By AJ Naber, senior design engineer
Dorner Manufacturing Corp., Hartland, Wis.
An essential part of any food inspection process is the ability to quickly and effectively remove questionable product from the process flow, and a key component of that inspection process is metal detection. Once contaminated product has been detected, there are many methods of product removal – from a simple stop-on-detect mechanism to a more complex system such as a retractable tail. The application, and often the space available to design the supporting conveyor system, will dictate which option to use.
Recently, I designed a retractable tail metal detection conveyor for a customer that produced frozen French fries. Based on the configuration of the existing processing line, a retractable conveyor was the best fit for their application. The conveyor primarily runs in the extended position and as French fries successfully pass through the metal detector, they continue on the extended conveyor to a take-away conveyor. When the metal detection system detects metal within the flow of French fries, the retractable tail conveyor pulls back and creates a gap to allow the product to fall onto a second conveyor for disposal.
The retractable tail assembly uses a drawer style design. The framework of the retractable tail is housed within the conveyor frame and is mounted to stainless steel guide rails. During the normal operation when French fries successfully pass through the metal detection system, the retractable tail is fully extended. To retract the tail, a pneumatic stainless steel cylinder is actuated, pulling the tail 14 inches inside the conveyor, allowing the rejected product to fall.
Based on the parameters of the application, a retractable tail was the most efficient and effective option for that customer. While that was certainly one of the more complex metal detection conveyors I’ve ever designed, most are fairly straightforward and simple.
Again, the goal of a metal detection conveyor system is to efficiently remove the contaminated product. The most basic design is stop-on-detect. When the metal detector flags a questionable product, the conveyor line will stop, allowing an operator to manually remove the product. The operator then activates the line and production resumes. This design is the simplest and generally least expensive option available.
Nevertheless, many processing lines utilize more automation, which requires some type of reject mechanism beyond human intervention. Push-on-detect, air blast and diverter arms are some of the common reject mechanisms on metal detection conveyor systems.
Just as it sounds, push-on-detect involves a pusher mechanism mounted to the side of the conveyor. The pusher face is actuated (generally pneumatically) when the metal detector flags a product for
rejection. The “push” is timed with the product flow so that when the flagged product arrives at the pusher, it activates to remove the flagged product to a reject bin or a separate reject conveyor for disposal.
Air blast operates similarly to that of push-on-detect. Rather than a pusher, a flagged product is removed from the conveyor by a blast of air. This type of reject mechanism is ideal for light-weight products requiring a more finite reject.
A diverter arm swings out across the width of the conveyor belt to guide flagged product to a reject lane or bin for disposal. Bulk materials are best suited to divert-rejects as a section of product is removed every time the arm is actuated.

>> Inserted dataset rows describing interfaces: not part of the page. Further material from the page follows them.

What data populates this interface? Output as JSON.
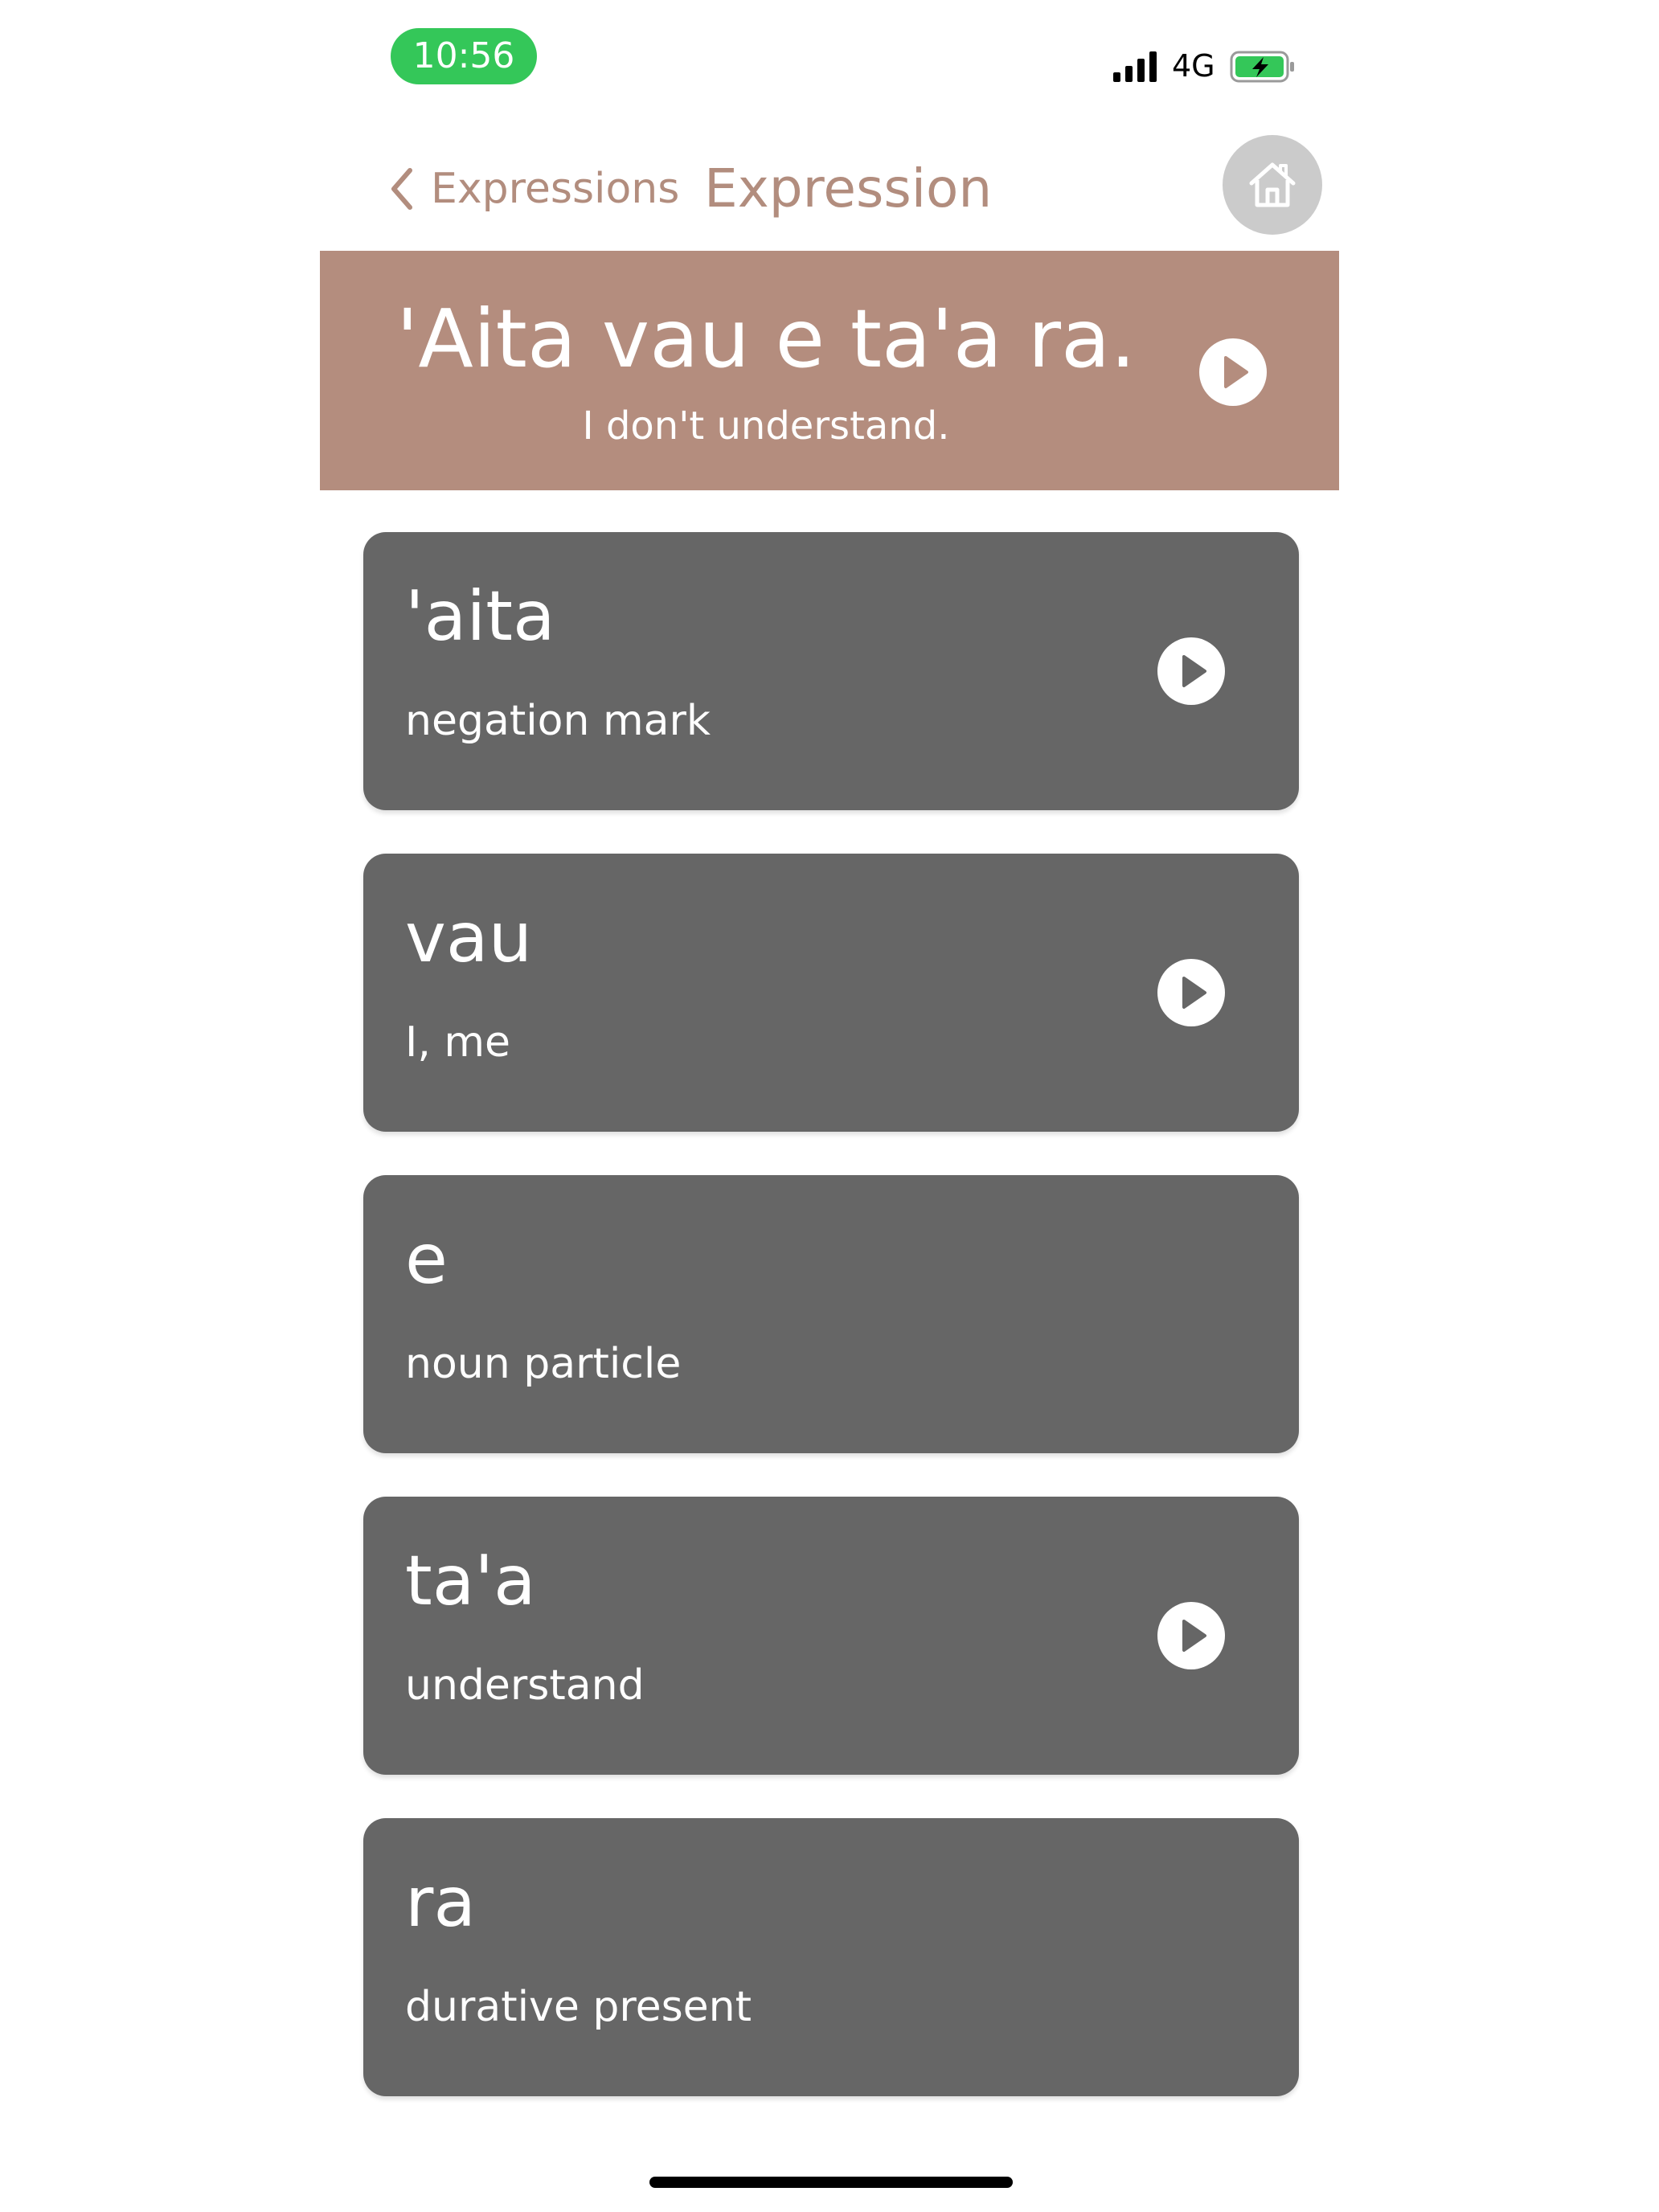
{
  "status_bar": {
    "time": "10:56",
    "network": "4G",
    "signal_icon": "cellular-signal-icon",
    "battery_icon": "battery-charging-icon",
    "time_pill_color": "#34c759"
  },
  "nav": {
    "back_label": "Expressions",
    "title": "Expression",
    "back_icon": "chevron-left-icon",
    "home_icon": "home-icon",
    "accent_color": "#b28d7e"
  },
  "expression": {
    "phrase": "'Aita vau e ta'a ra.",
    "translation": "I don't understand.",
    "play_icon": "play-circle-icon",
    "banner_color": "#b48d7e"
  },
  "words": [
    {
      "word": "'aita",
      "meaning": "negation mark",
      "has_audio": true
    },
    {
      "word": "vau",
      "meaning": "I, me",
      "has_audio": true
    },
    {
      "word": "e",
      "meaning": "noun particle",
      "has_audio": false
    },
    {
      "word": "ta'a",
      "meaning": "understand",
      "has_audio": true
    },
    {
      "word": "ra",
      "meaning": "durative present",
      "has_audio": false
    }
  ],
  "card_color": "#666666"
}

All three reject mechanisms work well to remove questionable product from a processing line. The nature of the application and the product being scanned will help determine which type of reject mechanism is best.
The area within the metal detector through which product travels is known as the aperture. Within the aperture, there needs to be room to accommodate both the conveyor and the product. Most metal detectors require a metal-free zone of approximately 1.5 times the aperture height. This constraint presents a challenge because everything on the conveyor system within this metal-free zone needs to be made from plastic.
The stainless steel conveyor frame also needs to be split to run plastic through the aperture and within the metal-free zone. That’s why it’s important to properly size a metal detection system to the application. Customers often need to retrofit an existing or pre-purchased metal detector with new conveyor equipment, but the aperture is considerably larger than the application requires. It will still do the job, but now the required metal-free zone is larger, which can limit some of the options available for the conveyor and reject system. I recommend considering all supporting equipment including the conveyors and reject method when selecting a metal detector for a processing line. Think of the metal detector and supporting conveyor line as one integrated component.
Selecting a metal detector with an aperture that may be too big for the product may also limit space where accessories can be mounted to the conveyor frame. Remember, a larger aperture casts a larger metal-free zone around the entire system. And if the metal detection system is located in a fairly confined space, available space on the frame to mount the reject mechanisms may be limited. From an engineering standpoint it’s always a challenge to make the system as sanitary and compact as possible while still achieving what the customer needs.
Ultimately, any design we make needs to be safe, and often, safety and sanitation don’t go hand in hand. Ideally we want as little human intervention in the reject mechanisms as possible, so we’ll add various guards to eliminate access to dangerous areas. However, with every component that is added to the conveyor, you can decrease its overall level of sanitation. It’s a balancing act. Our job is to design a metal detection conveyor system that’s very sleek, smooth and uninterrupted, but at the same time provides the highest level of safety.
No two metal detection conveyor systems are identical. However, when specified properly, they can serve an integral role toward adding value and efficiency to any production line.
Dorner Offers Key Ways to Convey with Metal Detection
August 5, 2010